New town halls
In 1972 Christchurch finally got a town hall worthy of the name. It included an auditorium for concerts and the James Hay Theatre.
Wellington’s Michael Fowler Centre opened in 1983. It was meant to replace the old town hall, but public opposition to its demolition saved the building. Auckland also kept its old town hall and in 1990 opened the multi-venue Aotea Centre nearby.
These Modernist buildings lacked the palatial and fanciful atmosphere of older venues, but their spacious auditoriums and large artworks retained a sense of grandeur and spectacle. Interior spaces were less overtly divided by social class than in previous theatres, and the dress circle was now a thing of the past. However, the most expensive seats still had the best views of the stage.
A legendary multi-purpose performance venue in Wellington was Thistle Hall in bohemian upper Cuba Street. It got its name as a venue for Scottish country dancing, but in the early 1980s it was the city’s main punk rock venue. It attracted a diverse crowd, including gang members. Intimidation and violence was common. In one infamous 1981 gig members of the Nomads gang walked in, picked up the band’s equipment and walked out again.
Saving old theatres
When Christchurch’s Theatre Royal was threatened with demolition in the late 1970s supporters of the theatre formed a foundation to buy and then restore the building. Hopes to retain Auckland’s His Majesty’s Theatre were dashed when it was unceremoniously levelled in 1988. Its fate increased public awareness of the heritage significance of old theatres.
When a developer proposed demolishing Wellington’s St James’ Theatre in the late 1980s there was such a public outcry that the city council bought the building. A trust was then founded to restore and run it. Dunedin’s Regent Theatre and Nelson’s Theatre Royal were saved in a similar fashion.
While some spectacular cinemas like Dunedin’s Octagon Theatre were also demolished during this time, public campaigns to save Wellington’s Embassy and Auckland’s Civic theatres were successful. In 2012 a trust was formed to save Auckland’s spectacular but derelict St James Theatre.
Building new theatres
New theatres continued to be built, including the North Shore’s Bruce Mason Centre (1997) and Auckland’s Q Theatre (2011). In 2013 plans were progressing for a large theatre complex in Auckland’s Wynyard Quarter: the Waterfront Theatre project. A proposed post-earthquake arts precinct in Christchurch argued for two new theatres close to the historic Isaac Theatre Royal, but in 2013 it was uncertain if these would be built.
Rocking in the aisles
Wellington’s Old St Paul’s church had long been used for performances of choral and other classical music, but in 2013 Australian rock legend Paul Kelly broke new ground when he held a series of concerts there.
Stadiums and arena
Cultural performances that attract very large crowds are held in sports stadiums in the main cities, or Auckland’s 12,000-seat Spark Arena. These include concerts by famous international acts, from Lady Gaga to Kiri Te Kanawa.

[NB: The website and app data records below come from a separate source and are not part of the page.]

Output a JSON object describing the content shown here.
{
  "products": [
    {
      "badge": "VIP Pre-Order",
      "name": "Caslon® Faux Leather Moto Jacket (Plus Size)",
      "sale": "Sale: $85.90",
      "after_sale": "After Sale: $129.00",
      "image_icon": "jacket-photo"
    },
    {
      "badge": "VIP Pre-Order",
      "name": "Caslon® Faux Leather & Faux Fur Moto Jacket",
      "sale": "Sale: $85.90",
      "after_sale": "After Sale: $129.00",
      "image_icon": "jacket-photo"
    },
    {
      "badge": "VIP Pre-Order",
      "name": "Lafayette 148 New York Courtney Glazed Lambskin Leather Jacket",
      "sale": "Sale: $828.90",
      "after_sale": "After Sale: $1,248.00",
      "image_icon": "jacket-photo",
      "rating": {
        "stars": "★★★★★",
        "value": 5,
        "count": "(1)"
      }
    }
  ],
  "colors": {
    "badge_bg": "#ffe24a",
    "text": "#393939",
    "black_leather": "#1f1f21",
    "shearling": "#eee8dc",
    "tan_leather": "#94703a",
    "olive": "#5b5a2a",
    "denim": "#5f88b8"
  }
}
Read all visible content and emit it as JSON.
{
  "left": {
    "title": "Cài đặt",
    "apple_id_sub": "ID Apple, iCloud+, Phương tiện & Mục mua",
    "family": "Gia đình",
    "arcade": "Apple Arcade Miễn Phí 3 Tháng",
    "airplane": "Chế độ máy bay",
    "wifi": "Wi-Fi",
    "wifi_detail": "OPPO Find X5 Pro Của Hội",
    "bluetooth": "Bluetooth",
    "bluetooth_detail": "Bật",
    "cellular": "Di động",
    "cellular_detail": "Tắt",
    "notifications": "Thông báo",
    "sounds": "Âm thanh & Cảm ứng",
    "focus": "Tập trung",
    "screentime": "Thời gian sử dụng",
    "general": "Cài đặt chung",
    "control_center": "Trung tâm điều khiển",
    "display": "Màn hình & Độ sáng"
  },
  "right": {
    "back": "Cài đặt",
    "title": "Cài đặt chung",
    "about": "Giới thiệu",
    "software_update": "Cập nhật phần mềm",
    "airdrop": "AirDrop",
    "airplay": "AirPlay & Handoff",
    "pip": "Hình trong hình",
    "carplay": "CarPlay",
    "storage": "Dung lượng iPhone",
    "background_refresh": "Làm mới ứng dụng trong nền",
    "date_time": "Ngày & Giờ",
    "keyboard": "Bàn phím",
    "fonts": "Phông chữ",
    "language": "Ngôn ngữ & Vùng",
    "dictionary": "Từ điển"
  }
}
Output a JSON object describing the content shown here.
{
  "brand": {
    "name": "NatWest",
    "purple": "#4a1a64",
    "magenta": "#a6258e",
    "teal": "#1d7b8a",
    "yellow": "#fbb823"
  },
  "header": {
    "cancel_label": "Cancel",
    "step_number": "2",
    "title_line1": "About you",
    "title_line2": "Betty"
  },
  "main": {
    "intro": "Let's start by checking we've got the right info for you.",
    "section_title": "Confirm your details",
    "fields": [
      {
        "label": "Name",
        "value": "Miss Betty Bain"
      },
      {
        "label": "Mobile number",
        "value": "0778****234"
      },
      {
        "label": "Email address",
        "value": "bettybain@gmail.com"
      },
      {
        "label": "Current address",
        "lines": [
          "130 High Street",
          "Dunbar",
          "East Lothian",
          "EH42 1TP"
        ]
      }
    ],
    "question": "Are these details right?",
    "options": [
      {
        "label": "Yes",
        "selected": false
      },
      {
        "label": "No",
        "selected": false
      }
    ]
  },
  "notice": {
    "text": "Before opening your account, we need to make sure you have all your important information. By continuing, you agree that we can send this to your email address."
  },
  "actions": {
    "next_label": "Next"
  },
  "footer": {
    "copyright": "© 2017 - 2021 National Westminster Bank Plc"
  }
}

From the mid-1990s there was a revival of cinema-going, with many people rediscovering the thrill of watching a movie on a big screen. This phenomenon was encouraged by the arrival of multiplex cinemas in New Zealand in 1990. These comprised multiple auditoriums in one building, often attached to a shopping mall or precinct. Auditoriums were of different sizes – from about 40 to a few hundred seats – providing greater flexibility for showing films. Between 1991 and 2010 the number of cinema screens in New Zealand rose from 140 to 411.
Multiplexes were often plain, box-like structures that lacked the ‘architecture of illusion’ of the first cinemas. Some multiplexes and boutique cinemas enhanced the movie-going experience by providing sofa-like seating and allowing patrons to consume alcohol during screenings. Such developments made cinemas more like modern living rooms than the picture palaces of the past.